Top responses for what’s been missed most about international travel include seeing new sights (56 per cent), experiencing new environments (53 per cent), disconnecting and relaxing (53 per cent), and learning about different cultures (52 per cent).

With many Canadians reporting top challenges like hotel prices and inflated exchange rates as their biggest financial “pain points” when traveling internationally, it’s no surprise that about three quarters of Canadians stated they would find Wise’s services very helpful for their next international trip.

Key Survey Findings:

  • 87 per cent of Canadians agree that international travel has provided them with some of their most cherished life memories
  • About four in five (78 per cent) of Canadians said as things get back to normal, international travel is one of the things they’re looking forward to most
  • More than half of Canadians – 55 per cent – said they have more of a desire to travel internationally than ever before
  • Less than a quarter of Canadians – 24 per cent – said they are currently planning an international trip within the next six months. Of people planning to travel within this timeframe, men and younger Canadians (18-34) were most likely to be planning international getaways at 28 per cent and 32 per cent respectively
  • When asked about what they’ve missed most about international travel, seeing new sights, experiencing new environments, disconnecting and relaxing, and learning about different cultures ranked in the top responses
  • 88 per cent of Canadians said the pandemic has kept them from travelling internationally as much as they normally would
  • Canadians (77 per cent) are more likely than Americans (68 per cent) to say that border entry restrictions and quarantine rules have made them less interested in traveling internationally
  • 75 per cent of Canadians said health and safety concerns amidst the pandemic have made them less interested in travelling internationally

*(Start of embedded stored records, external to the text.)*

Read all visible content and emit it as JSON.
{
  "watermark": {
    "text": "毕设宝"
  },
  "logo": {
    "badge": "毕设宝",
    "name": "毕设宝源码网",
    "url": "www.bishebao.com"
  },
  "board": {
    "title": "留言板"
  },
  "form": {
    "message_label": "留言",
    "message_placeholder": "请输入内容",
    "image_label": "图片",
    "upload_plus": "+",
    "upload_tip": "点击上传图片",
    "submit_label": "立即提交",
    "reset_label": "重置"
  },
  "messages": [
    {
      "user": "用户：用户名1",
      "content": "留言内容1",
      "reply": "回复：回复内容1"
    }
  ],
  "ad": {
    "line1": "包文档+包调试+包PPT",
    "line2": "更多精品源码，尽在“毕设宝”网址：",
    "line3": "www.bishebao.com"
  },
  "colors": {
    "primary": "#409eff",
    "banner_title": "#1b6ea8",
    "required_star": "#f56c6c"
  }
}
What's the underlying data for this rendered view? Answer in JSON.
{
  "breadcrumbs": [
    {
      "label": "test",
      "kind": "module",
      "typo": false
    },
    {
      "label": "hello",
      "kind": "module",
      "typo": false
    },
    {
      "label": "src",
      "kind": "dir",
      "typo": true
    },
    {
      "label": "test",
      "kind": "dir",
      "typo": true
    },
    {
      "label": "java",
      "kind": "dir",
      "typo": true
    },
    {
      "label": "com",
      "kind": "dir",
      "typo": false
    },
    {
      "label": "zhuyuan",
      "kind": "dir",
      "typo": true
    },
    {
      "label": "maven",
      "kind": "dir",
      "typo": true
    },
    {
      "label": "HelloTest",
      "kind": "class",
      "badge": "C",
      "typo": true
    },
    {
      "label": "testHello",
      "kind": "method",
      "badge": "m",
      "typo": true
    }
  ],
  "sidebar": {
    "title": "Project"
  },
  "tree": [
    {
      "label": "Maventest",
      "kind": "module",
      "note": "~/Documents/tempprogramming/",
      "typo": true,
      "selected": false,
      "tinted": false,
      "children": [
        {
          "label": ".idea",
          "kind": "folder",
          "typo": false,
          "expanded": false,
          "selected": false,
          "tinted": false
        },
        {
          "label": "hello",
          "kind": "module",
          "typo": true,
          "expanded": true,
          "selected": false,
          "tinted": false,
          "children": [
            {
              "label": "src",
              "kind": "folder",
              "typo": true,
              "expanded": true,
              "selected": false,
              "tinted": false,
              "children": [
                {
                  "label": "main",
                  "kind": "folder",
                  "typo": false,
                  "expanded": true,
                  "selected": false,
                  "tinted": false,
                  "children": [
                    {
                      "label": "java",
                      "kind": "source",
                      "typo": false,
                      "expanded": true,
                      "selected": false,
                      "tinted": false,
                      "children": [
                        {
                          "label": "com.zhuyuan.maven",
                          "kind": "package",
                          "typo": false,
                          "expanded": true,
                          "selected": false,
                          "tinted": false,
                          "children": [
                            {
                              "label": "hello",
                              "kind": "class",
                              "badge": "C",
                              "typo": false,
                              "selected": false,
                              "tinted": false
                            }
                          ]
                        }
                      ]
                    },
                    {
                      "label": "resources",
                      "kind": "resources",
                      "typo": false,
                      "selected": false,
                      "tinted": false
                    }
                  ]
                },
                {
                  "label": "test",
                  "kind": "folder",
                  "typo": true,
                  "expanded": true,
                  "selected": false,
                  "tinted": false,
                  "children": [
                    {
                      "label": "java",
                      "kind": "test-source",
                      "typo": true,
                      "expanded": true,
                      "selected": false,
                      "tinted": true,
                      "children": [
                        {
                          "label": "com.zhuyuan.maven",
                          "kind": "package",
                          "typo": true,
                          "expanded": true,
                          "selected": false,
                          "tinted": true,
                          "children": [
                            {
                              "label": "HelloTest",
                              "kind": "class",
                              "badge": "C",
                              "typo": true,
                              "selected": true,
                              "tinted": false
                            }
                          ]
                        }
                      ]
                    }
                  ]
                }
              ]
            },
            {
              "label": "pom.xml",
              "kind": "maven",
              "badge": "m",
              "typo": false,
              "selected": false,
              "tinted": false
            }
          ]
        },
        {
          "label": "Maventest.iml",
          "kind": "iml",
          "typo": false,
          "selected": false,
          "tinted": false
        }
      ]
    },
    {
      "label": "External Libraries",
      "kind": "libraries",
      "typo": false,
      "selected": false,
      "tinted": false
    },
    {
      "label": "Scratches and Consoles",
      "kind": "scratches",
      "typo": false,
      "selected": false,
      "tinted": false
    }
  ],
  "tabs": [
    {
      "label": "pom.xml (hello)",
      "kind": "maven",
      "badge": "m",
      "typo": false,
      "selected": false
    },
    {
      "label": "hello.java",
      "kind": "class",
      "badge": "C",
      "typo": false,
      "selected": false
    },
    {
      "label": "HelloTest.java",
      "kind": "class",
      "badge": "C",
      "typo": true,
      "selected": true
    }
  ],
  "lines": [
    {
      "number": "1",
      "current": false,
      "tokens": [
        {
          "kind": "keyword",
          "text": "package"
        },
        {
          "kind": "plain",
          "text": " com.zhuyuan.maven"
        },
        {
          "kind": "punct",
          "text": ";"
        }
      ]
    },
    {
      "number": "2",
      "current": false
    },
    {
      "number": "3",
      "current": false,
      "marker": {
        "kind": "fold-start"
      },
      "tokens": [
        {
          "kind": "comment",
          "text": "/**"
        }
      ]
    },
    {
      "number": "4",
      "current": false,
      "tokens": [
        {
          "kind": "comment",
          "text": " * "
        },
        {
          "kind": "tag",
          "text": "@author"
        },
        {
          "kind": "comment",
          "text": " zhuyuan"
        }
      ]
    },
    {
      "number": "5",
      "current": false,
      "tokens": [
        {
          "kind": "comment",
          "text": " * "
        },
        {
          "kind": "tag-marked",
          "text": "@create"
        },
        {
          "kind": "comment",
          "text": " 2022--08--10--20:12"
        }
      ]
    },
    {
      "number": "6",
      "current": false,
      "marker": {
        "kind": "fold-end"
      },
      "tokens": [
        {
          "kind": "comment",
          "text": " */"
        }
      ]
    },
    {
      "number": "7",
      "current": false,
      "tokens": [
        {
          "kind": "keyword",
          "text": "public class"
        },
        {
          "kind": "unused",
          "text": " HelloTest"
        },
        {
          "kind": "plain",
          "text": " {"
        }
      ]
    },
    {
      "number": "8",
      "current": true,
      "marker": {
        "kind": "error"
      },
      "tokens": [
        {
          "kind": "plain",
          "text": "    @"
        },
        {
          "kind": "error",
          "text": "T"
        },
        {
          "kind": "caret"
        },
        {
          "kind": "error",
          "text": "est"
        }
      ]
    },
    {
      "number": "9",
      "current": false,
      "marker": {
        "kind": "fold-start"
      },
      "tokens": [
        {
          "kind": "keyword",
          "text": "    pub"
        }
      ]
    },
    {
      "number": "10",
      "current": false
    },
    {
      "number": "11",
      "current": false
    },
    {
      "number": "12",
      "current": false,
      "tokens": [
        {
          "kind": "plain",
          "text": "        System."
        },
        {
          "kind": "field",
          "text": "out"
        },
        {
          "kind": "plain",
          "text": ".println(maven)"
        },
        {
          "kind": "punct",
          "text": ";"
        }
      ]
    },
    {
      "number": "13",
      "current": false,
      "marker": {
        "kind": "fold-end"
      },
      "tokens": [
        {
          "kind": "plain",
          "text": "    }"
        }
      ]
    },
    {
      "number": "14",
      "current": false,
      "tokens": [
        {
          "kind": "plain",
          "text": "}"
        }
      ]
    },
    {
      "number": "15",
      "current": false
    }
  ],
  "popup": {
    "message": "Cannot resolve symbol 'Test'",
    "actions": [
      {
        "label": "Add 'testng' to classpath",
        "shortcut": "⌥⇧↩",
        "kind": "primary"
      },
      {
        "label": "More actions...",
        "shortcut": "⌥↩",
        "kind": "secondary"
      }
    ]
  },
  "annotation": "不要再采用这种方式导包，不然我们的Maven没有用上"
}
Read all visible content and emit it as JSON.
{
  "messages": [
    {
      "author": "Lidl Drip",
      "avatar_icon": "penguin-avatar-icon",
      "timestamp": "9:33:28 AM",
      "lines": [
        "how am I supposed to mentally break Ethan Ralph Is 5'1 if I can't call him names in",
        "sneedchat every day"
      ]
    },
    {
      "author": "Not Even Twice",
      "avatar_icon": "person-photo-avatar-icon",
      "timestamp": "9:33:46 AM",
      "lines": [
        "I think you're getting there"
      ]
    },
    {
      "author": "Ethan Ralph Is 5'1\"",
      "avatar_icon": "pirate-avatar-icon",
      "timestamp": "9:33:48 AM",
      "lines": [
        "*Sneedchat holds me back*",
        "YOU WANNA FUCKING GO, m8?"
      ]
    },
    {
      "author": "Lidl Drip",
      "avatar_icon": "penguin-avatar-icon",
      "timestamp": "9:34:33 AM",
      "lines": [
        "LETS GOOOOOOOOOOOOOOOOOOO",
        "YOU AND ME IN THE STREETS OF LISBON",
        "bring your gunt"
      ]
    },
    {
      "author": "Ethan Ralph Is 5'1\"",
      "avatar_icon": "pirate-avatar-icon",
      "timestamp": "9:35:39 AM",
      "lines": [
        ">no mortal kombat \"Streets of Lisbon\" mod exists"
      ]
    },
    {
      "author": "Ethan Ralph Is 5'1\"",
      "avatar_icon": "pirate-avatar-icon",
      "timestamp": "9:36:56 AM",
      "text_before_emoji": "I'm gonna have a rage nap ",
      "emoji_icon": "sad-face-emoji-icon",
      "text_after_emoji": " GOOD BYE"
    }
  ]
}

Survey Methodology
This poll was conducted between August 27-29, 2021 among a national sample of 500 International Travellers in Canada. The interviews were conducted online, and Morning Consult employed robust sampling and weighting strategies guided by government statistics to ensure our final data is nationally representative according to gender, age, household income, educational attainment, and region. Results from the full survey have a margin of error of plus or minus 4 percentage points.